During the Republican presidential debates, John McCain seemed to show as much disdain for Ron Paul as he did for Mitt Romney. But while McCain certainly has no use for Paul's antiwar views, he might want steal Paul's oft-stated idea that Americans are being hit hard by an "inflation tax." This from Paul's website (bold is mine):
Today, the federal government burdens us with one of the most dangerous taxes it can impose—the inflation tax. When the federal government finds that it cannot afford its out-of-control spending, and is unwilling to directly tax the public, it resorts simply to creating the money out of thin air.... We cannot possibly expect the government to control spending when it has a blank checkbook.... This greatly benefits the politicians and special interests—they are able to finance the massive welfare-warfare state. But how does this inflation affect you?... Day by day, every dollar you have is being devalued. You pay an inflation tax without even realizing it because you are forced by a falling dollar to pay more for goods and services.... The disastrous fiscal policies of our own government, marked by shameless deficit spending and Federal Reserve currency devaluation, are some of the greatest threats facing our nation today.

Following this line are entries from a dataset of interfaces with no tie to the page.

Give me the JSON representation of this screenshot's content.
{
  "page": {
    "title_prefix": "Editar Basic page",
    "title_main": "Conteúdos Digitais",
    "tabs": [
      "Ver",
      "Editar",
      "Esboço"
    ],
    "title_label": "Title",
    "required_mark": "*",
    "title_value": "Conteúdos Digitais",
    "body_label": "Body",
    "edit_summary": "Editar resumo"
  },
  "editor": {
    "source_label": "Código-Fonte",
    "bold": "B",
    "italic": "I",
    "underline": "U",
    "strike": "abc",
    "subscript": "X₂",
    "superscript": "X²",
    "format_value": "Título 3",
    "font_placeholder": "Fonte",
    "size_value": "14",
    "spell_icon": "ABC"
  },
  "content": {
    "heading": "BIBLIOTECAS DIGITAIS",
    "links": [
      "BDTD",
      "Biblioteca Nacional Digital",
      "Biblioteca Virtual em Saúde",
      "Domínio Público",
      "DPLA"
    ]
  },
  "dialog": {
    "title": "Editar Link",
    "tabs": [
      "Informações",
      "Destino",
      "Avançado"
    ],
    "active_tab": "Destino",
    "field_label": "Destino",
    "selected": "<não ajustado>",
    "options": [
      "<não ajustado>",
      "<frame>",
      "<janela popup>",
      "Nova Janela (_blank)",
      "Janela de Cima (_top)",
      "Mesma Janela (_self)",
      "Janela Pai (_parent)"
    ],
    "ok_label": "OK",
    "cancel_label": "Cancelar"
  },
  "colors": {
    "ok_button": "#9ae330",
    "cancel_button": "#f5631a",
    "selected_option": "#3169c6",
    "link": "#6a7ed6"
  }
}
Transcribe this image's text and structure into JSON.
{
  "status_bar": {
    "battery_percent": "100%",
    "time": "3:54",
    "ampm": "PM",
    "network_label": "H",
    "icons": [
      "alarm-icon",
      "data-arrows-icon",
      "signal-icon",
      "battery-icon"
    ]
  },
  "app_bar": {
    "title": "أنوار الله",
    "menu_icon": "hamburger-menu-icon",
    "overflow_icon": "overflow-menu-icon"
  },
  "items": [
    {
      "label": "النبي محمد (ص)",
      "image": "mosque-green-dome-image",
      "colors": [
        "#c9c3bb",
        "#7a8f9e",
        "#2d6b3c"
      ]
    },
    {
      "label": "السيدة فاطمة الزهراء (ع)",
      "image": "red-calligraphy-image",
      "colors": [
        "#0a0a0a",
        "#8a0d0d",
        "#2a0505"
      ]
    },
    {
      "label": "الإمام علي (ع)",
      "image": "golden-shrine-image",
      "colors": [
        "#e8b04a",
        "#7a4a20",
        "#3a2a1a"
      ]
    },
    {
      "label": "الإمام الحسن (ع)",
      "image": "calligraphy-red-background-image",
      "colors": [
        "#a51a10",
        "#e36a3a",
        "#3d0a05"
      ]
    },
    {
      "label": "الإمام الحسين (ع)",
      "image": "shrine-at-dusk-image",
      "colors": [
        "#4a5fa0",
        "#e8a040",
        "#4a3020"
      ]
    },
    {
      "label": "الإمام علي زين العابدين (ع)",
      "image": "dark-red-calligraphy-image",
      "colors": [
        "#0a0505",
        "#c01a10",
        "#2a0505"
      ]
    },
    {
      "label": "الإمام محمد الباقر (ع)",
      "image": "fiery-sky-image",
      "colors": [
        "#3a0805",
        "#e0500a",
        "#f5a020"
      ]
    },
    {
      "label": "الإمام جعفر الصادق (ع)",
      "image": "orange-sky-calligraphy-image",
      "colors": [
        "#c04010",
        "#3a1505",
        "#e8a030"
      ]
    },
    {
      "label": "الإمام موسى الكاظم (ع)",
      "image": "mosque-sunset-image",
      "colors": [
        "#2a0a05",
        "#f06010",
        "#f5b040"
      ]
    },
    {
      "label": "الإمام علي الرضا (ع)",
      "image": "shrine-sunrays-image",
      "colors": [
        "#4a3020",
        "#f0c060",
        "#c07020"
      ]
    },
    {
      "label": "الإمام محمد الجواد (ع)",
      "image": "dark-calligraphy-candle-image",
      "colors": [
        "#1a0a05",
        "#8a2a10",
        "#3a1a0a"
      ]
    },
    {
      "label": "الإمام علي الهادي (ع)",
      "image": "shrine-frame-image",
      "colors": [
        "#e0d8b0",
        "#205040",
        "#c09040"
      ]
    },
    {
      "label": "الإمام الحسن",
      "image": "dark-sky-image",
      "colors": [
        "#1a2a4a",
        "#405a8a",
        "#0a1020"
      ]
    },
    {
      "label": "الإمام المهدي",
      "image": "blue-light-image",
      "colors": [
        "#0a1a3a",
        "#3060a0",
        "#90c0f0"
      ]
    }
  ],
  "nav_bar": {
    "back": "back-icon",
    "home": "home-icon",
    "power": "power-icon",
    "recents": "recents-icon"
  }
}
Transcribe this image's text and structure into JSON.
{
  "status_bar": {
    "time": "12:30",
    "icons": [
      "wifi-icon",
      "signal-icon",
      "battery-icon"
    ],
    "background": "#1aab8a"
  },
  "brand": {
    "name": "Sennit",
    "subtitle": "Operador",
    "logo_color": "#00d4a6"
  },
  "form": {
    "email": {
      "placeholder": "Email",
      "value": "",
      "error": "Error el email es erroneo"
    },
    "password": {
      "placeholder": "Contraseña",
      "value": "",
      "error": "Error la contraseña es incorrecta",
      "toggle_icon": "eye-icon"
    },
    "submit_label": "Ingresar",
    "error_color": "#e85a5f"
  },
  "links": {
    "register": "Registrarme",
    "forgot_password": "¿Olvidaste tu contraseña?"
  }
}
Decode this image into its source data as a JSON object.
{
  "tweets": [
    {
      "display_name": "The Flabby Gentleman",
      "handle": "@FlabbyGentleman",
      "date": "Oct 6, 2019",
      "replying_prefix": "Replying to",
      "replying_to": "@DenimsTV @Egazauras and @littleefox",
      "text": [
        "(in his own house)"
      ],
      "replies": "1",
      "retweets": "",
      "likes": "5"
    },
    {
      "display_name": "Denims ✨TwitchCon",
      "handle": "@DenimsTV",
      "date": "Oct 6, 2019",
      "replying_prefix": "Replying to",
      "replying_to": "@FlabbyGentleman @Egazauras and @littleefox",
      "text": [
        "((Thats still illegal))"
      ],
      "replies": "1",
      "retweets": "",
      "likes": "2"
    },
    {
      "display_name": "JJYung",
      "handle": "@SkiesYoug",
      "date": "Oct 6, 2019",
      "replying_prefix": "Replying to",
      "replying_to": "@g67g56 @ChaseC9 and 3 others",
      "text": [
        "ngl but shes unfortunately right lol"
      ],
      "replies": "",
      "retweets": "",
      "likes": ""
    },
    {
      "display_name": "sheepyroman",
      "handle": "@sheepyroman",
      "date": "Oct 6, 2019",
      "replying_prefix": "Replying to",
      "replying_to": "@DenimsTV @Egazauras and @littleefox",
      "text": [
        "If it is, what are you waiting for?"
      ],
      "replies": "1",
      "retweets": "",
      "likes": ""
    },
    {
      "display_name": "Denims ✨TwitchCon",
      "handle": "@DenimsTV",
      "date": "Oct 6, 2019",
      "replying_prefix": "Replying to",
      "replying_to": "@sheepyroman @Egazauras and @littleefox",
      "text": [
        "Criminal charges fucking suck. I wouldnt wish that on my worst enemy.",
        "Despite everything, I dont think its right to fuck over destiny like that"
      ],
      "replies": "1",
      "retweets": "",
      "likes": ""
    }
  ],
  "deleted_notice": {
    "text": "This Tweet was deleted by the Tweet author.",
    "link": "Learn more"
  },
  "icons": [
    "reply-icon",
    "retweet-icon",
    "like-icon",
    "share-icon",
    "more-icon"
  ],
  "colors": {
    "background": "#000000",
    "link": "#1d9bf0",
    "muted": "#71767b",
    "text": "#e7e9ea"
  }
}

My take: Whipping inflation was every bit as important as cutting regulation and taxes in creating our quarter-century economic boom. (And talk about a "tax cut" that more than pays for itself.) Although it's pretty unlikely that McCain would endorse one of Paul's edgy libertarian solutions—legalizing competing currencies—this idea does certainly play into one of McCain's main themes: cutting the size of government. And by connecting government spending to the "inflation tax," McCain would turn a kind of no-fun, root-canal economic plan into pro-growth economic plan and identify with a problem that certainly concerns many Americans today.